By Mary D. Dillard, editor of One Voice

Remembering A 'Towering Figure'

Diocese marks 100th anniversary of Father James Coyle's martyrdom.

A distinguished, painted portrait of a priest adorned the altar of the Cathedral of St. Paul on Wednesday, Aug. 11. The Solemn Mass for the preservation of peace and justice marked the 100th anniversary of the murder of the priest in the portrait, Father James E. Coyle. Bishop Steven Raica celebrated the Mass and Archbishop Thomas Rodi of Mobile concelebrated. 

Father Coyle was a devout priest murdered by Methodist minister and Klansman Edwin Stephenson for marrying Stephenson's daughter to a "dark-skinned" Puerto Rican. 

At the beginning of Mass, Bishop Raica spoke of Father Coyle's legacy: "His ultimate witness reminds us that violence is never a solution to disagreements. Love must overcome hate and apathy."

The bishop began his homily mentioning Father Coyle's impact. "Since my own arrival here in Birmingham a little over a year ago now, I am learning more and more how Father James Coyle, pastor here at St Paul’s was such a towering figure, both spiritually and morally. The impact he had here in this local community and beyond was and is immense." 
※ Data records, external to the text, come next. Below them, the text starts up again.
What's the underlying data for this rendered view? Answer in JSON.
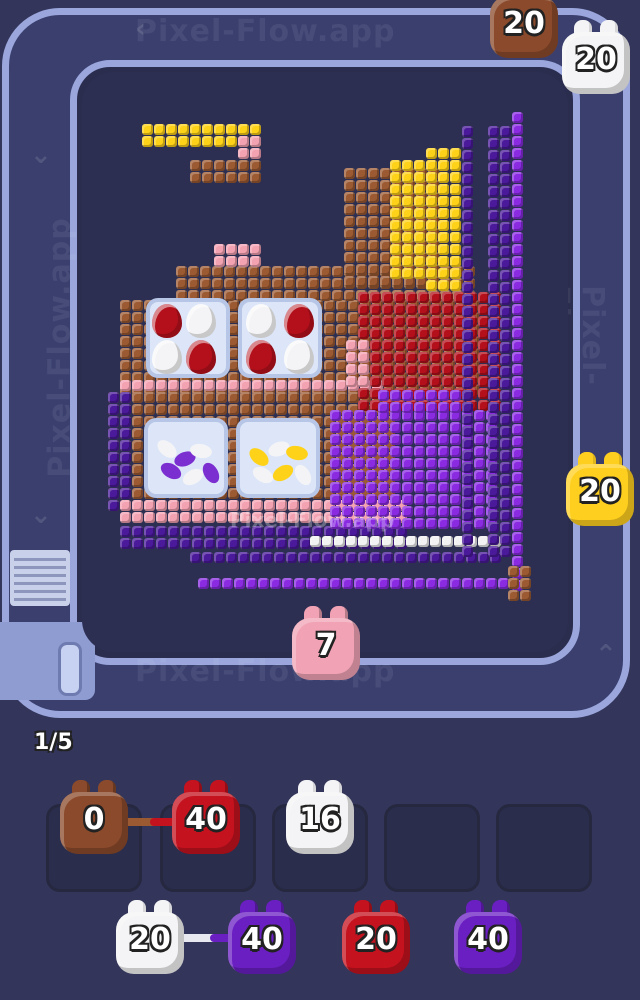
{
  "watermarks": {
    "track_top": "Pixel-Flow.app",
    "track_bottom": "Pixel-Flow.app",
    "track_right": "Pixel-Flow.app",
    "track_left": "Pixel-Flow.app",
    "board": "Pixel-Flow.app"
  },
  "conveyor_pigs": [
    {
      "name": "brown-pig-top",
      "count": "20",
      "color": "#8b4a2b"
    },
    {
      "name": "white-pig-top",
      "count": "20",
      "color": "#f4f4f6"
    },
    {
      "name": "yellow-pig-right",
      "count": "20",
      "color": "#ffcf1f"
    },
    {
      "name": "pink-pig-bottom",
      "count": "7",
      "color": "#f1a3b5"
    }
  ],
  "progress": "1/5",
  "slots": [
    {
      "count": "0",
      "color": "#8b4a2b"
    },
    {
      "count": "40",
      "color": "#c4121f"
    },
    {
      "count": "16",
      "color": "#f4f4f6"
    },
    {
      "count": "",
      "color": ""
    },
    {
      "count": "",
      "color": ""
    }
  ],
  "queue": [
    {
      "count": "20",
      "color": "#f4f4f6"
    },
    {
      "count": "40",
      "color": "#6a1fc2"
    },
    {
      "count": "20",
      "color": "#c4121f"
    },
    {
      "count": "40",
      "color": "#6a1fc2"
    }
  ],
  "colors": {
    "brown": "#9c5a32",
    "pink": "#f3a2b2",
    "yellow": "#ffd21a",
    "red": "#b3101c",
    "purple": "#8a2be2",
    "dark_purple": "#4a1a9a",
    "white": "#f2f2f2"
  }
}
Noting Birmingham's civil rights history, Bishop Raica observed how the murder of Father Coyle and subsequent events of the 20th century were due to "hatred fueled by distrust of Catholics, [and] ethnic and racial prejudices." As a result, he said, the conversation has moved to "a deeper understanding of the anthropology of the human person as one who bore a divine image and likeness of God, and not merely as a reduction to one’s color, ethnicity, religion, or other superficial characteristic." He continued, "With eyes wide open, we see in each other the common ground that we are cherished sons and daughters of God bearing inestimable dignity and worth." 

Bishop Raica stated there were many unanswered questions surrounding the death of Father Coyle, but he was certain of the power of Father Coyle's sacrifice. 

"Father Coyle’s final written words remain immortalized in the minds of many to this day: 'Give. Give till it hurts. Then and only then is there sacrifice.' Perhaps, his sacrifice emulated that of Christ’s – who gave His entire life for us... We are called to a holiness of life – a human life that is fulfilled and complete with Christ at its core since each of us has, in our baptism, 'put on Christ.'” Father Coyle’s legacy is that he lived his word. Our Lord reminds us through St John’s Gospel: “Greater love no one has than to lay down his life for his friends" (Jn 15:13). He did so. His challenge to each of us is to make our lives holy by more than our thoughts but by our very lives." 

Reminding those present to honor Father Coyle's legacy, Bishop Raica concluded: "See in each other the divine spark that enables us to see Christ in each other ... give from our substance so that the Kingdom of God may be visible among us. Thus, we become part of a great human family, who are truly brothers and sisters all."